BEGIN

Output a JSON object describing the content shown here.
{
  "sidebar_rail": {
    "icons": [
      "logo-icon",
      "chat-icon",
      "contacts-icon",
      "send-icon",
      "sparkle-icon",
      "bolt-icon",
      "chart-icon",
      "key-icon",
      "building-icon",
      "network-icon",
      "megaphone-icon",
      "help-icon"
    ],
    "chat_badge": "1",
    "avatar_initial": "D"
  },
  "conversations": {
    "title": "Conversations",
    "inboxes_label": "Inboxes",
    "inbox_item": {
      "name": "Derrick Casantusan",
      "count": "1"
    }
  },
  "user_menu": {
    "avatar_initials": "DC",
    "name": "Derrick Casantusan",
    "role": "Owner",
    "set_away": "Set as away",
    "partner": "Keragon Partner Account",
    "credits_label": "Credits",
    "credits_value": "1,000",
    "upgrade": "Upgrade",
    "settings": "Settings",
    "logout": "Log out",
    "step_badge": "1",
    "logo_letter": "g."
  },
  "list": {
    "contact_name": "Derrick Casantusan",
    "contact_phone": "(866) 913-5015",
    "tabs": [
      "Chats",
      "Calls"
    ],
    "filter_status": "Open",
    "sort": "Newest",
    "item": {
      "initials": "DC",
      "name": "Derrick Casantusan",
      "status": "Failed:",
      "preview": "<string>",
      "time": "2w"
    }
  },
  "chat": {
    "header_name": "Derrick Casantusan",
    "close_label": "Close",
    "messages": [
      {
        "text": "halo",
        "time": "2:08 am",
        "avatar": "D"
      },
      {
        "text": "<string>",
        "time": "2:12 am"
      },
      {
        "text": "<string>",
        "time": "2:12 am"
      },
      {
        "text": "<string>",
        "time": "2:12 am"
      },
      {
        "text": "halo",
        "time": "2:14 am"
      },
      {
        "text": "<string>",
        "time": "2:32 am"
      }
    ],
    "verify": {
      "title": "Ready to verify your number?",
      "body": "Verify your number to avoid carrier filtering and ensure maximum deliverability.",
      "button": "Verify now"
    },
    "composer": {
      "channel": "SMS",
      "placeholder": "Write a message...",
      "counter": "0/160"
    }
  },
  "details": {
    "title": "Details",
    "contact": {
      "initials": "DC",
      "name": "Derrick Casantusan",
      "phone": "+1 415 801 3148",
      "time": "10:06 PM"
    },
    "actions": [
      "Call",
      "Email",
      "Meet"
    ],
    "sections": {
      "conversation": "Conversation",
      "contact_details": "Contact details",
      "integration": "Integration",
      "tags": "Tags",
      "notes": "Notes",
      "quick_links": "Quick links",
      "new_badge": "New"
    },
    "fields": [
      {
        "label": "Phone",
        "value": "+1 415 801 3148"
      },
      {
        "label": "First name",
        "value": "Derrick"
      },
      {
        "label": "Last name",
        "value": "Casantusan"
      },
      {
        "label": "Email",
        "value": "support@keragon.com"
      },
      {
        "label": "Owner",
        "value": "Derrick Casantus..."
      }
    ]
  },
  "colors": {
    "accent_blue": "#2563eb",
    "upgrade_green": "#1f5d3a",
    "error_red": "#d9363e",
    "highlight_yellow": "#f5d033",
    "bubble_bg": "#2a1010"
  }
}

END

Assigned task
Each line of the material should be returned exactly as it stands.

Solved problem
Output a JSON object describing the content shown here.
{
  "sidebar_rail": {
    "icons": [
      "logo-icon",
      "chat-icon",
      "contacts-icon",
      "send-icon",
      "sparkle-icon",
      "bolt-icon",
      "chart-icon",
      "key-icon",
      "building-icon",
      "network-icon",
      "megaphone-icon",
      "help-icon"
    ],
    "chat_badge": "1",
    "avatar_initial": "D"
  },
  "conversations": {
    "title": "Conversations",
    "inboxes_label": "Inboxes",
    "inbox_item": {
      "name": "Derrick Casantusan",
      "count": "1"
    }
  },
  "user_menu": {
    "avatar_initials": "DC",
    "name": "Derrick Casantusan",
    "role": "Owner",
    "set_away": "Set as away",
    "partner": "Keragon Partner Account",
    "credits_label": "Credits",
    "credits_value": "1,000",
    "upgrade": "Upgrade",
    "settings": "Settings",
    "logout": "Log out",
    "step_badge": "1",
    "logo_letter": "g."
  },
  "list": {
    "contact_name": "Derrick Casantusan",
    "contact_phone": "(866) 913-5015",
    "tabs": [
      "Chats",
      "Calls"
    ],
    "filter_status": "Open",
    "sort": "Newest",
    "item": {
      "initials": "DC",
      "name": "Derrick Casantusan",
      "status": "Failed:",
      "preview": "<string>",
      "time": "2w"
    }
  },
  "chat": {
    "header_name": "Derrick Casantusan",
    "close_label": "Close",
    "messages": [
      {
        "text": "halo",
        "time": "2:08 am",
        "avatar": "D"
      },
      {
        "text": "<string>",
        "time": "2:12 am"
      },
      {
        "text": "<string>",
        "time": "2:12 am"
      },
      {
        "text": "<string>",
        "time": "2:12 am"
      },
      {
        "text": "halo",
        "time": "2:14 am"
      },
      {
        "text": "<string>",
        "time": "2:32 am"
      }
    ],
    "verify": {
      "title": "Ready to verify your number?",
      "body": "Verify your number to avoid carrier filtering and ensure maximum deliverability.",
      "button": "Verify now"
    },
    "composer": {
      "channel": "SMS",
      "placeholder": "Write a message...",
      "counter": "0/160"
    }
  },
  "details": {
    "title": "Details",
    "contact": {
      "initials": "DC",
      "name": "Derrick Casantusan",
      "phone": "+1 415 801 3148",
      "time": "10:06 PM"
    },
    "actions": [
      "Call",
      "Email",
      "Meet"
    ],
    "sections": {
      "conversation": "Conversation",
      "contact_details": "Contact details",
      "integration": "Integration",
      "tags": "Tags",
      "notes": "Notes",
      "quick_links": "Quick links",
      "new_badge": "New"
    },
    "fields": [
      {
        "label": "Phone",
        "value": "+1 415 801 3148"
      },
      {
        "label": "First name",
        "value": "Derrick"
      },
      {
        "label": "Last name",
        "value": "Casantusan"
      },
      {
        "label": "Email",
        "value": "support@keragon.com"
      },
      {
        "label": "Owner",
        "value": "Derrick Casantus..."
      }
    ]
  },
  "colors": {
    "accent_blue": "#2563eb",
    "upgrade_green": "#1f5d3a",
    "error_red": "#d9363e",
    "highlight_yellow": "#f5d033",
    "bubble_bg": "#2a1010"
  }
}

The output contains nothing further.